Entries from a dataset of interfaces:
=-=-=

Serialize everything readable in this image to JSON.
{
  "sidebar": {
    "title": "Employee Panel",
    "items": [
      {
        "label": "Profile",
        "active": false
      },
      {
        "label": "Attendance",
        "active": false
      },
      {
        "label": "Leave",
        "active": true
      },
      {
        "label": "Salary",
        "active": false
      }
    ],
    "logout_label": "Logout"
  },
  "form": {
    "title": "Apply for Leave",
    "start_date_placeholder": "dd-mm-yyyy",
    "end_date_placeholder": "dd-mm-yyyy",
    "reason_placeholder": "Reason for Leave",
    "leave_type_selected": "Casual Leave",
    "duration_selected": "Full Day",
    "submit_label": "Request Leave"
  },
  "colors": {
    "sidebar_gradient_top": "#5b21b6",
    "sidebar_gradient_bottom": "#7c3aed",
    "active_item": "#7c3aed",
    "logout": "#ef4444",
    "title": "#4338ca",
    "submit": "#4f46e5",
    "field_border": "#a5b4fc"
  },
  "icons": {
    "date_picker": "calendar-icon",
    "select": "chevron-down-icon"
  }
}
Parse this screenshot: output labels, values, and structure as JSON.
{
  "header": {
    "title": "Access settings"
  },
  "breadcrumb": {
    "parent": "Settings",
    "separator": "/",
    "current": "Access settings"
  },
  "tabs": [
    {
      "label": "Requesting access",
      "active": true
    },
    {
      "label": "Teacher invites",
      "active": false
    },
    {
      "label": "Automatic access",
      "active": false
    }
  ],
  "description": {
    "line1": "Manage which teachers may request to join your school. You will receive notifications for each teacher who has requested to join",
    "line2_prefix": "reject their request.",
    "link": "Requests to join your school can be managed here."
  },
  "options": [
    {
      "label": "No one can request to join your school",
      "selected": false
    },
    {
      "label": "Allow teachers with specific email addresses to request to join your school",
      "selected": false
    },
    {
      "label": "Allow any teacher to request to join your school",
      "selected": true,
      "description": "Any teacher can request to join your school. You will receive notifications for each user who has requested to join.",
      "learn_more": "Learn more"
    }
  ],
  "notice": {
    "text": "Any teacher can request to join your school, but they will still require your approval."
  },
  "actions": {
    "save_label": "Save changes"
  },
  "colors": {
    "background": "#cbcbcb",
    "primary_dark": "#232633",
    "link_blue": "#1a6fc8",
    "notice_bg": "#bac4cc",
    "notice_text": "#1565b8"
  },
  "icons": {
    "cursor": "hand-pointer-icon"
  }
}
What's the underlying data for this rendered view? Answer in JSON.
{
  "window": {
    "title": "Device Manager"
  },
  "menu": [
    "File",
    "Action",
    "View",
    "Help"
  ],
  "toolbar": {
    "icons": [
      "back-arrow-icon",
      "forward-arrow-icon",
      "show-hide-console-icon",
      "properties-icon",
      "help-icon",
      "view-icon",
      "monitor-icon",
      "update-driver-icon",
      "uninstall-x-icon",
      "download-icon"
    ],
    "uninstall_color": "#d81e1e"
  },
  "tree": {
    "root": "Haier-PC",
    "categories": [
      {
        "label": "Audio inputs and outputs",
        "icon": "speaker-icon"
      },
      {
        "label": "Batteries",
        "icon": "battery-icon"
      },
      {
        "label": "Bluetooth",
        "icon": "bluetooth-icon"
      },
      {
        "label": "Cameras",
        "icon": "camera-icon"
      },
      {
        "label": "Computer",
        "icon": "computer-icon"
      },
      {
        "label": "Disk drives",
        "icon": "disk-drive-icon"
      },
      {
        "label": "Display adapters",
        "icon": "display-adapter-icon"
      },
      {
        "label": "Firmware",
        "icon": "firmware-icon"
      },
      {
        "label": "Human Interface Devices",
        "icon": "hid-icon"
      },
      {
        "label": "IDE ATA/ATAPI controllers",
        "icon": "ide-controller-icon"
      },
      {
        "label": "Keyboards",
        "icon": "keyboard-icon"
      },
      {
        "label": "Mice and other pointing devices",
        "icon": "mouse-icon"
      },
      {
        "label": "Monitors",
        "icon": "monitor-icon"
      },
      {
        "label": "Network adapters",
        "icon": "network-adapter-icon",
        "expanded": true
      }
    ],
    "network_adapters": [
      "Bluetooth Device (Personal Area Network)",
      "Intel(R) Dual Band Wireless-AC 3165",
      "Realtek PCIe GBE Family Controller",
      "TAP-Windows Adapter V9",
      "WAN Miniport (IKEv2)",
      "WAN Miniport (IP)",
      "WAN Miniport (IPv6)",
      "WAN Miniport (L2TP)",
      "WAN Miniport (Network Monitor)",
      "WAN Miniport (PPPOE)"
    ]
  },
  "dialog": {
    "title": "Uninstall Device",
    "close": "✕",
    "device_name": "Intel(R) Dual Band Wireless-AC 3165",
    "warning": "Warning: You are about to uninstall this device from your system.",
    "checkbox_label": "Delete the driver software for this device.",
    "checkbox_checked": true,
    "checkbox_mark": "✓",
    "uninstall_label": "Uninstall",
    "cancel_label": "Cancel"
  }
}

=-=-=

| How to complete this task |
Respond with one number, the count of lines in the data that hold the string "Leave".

| Result for this exercise |
5